Not only my soul, but my house, can daily be kept under the sprinkling and cleansing of the blood. And each time I enter my door, in the light of heaven I may see it sprinkled with the blood of the Lamb. Parents and children stand under the cover and protection of the blood: the Lord is our keeper.

Every year in Israel parents had to renew the sprinkling. But the blood of the Lamb has been shed once for all. I can now each day again renew the consecration of my house to the Lord in the assurance of faith; the blood saves me and my children.

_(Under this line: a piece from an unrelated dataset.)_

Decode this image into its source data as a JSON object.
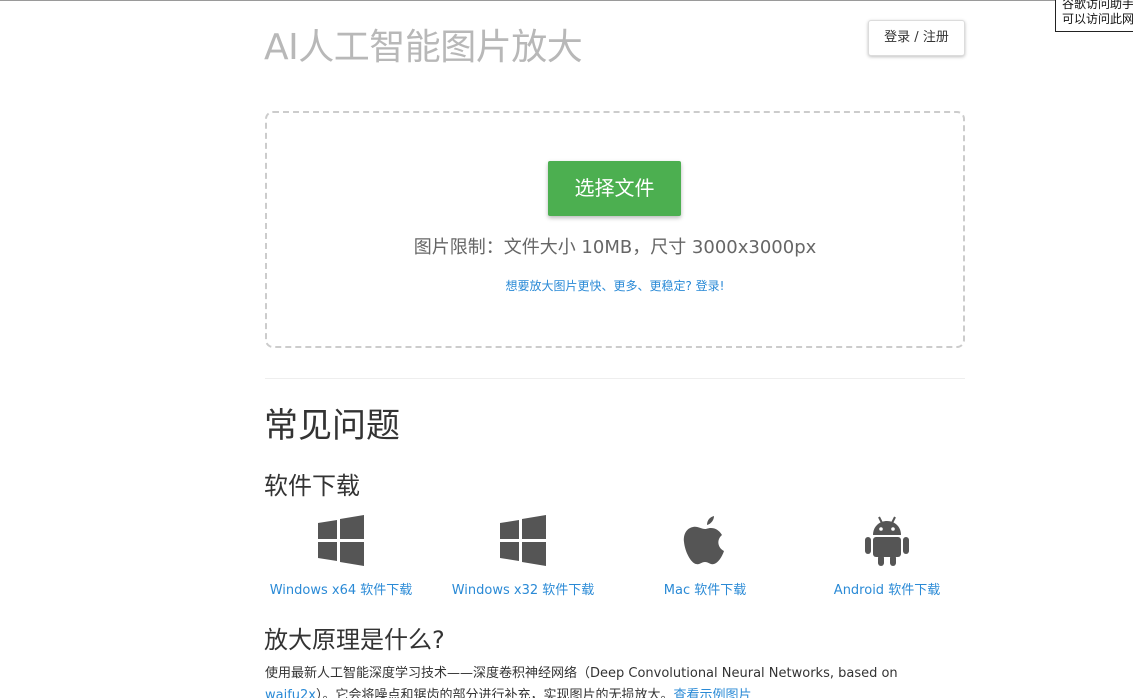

In this faith I may confidently expect that the wondrous redemption of the blood will exercise its full and mighty influence until all our domestic life and its relations be sanctified, our house be wholly the Lord’s, and each child be consciously and confessedly one of His redeemed.

To this end I must notice carefully how God commanded the parents to teach these things to their children (Ex. 12:26; 13:14). “The grace of God that bringeth salvation teacheth us.” What is secured to the child in redemption must be made his own in free and personal appropriation. And this cannot be without his knowing it. The children were to be taught that they belonged to the redeemed people, that they belonged to the redeeming God. The parent was to act not only as priest and thus, in a sense, as mediator, but also as prophet and teacher. As he had dealt for the child with God in the blood-sprinkling, so he was to deal for God with the child in the instructions he gave them, to make them know and love the God who accepted them before ever they knew Him!

One thing more is deserving of very special note. Every year the believing Israelite was to sprinkle the doorposts with blood, so testifying that it was only in the blood that he and his house could stand before God; he was also to write upon these same blood-sprinkled doorposts the words of God’s law (Deut. 6:7-9). In all the going-out and coming-in of his children, these words were ever to meet their eye. The freedom of Egypt’s bondage and Egypt’s curse was a freedom to serve God. God wills to be not only trusted but obeyed. It is “unto obedience and the sprinkling of the blood of Christ” that we have been chosen. The doorposts sprinkled with the blood and inscribed with the words of the law remind me of the blessed oneness of faith and obedience, liberty and service. I would in the the joy of the great redemption train and educate my children to know, love and keep the commands of their God. Day by day, in faith and prayer, in teaching and living, I would seek to set before them the blessedness of a faith that freely accepts all that God gives, with a surrender that gives all He claims.

“A lamb for an house” – I pray that God’s Holy Spirit will reveal in its full power all the truths that cluster round this blessed word. A father redeemed by the blood; his children through him and with him partaking of the sprinkling; the father, God’s minister every year anew to sprinkle the house; the father, God’s witness and messenger to the children to teach them of this precious blood and of the God it reveals; the blood-sprinkled doorposts inscribed with the words of God’s law — such is God’s wondrous provision for getting full possession of His people.


Andrew Murray (1828—1917)

Murray was born in South Africa, the son of Andrew Murray Sr., a Scottish Presbyterian missionary serving with the Dutch Reformed Church. He was sent home to attend college in Aberdeen and then on to the Netherlands for theological studies. While in the Netherlands, he and his brother joined a revival movement known as Het Reveil (“The revival” or “awakening”), a burden that he maintained for the rest of his life. Upon graduation he was ordained in the Dutch Reformed Church and returned to South Africa. He married Emma Rutherford and they had eight children.

During his years of ministry Andrew Murray held four pastorates, served as a leader in several Christian evangelistic organizations, and carried out an international conference ministry. He made a marked impression when he spoke at the famed Keswick Convention in England and Northfield Bible Conference in the United States.

His most enduring legacy, however, is in his writings. He penned more than 240 books, many of which continue to be reprinted to the present day. Combined sales are in the multipled millions of copies.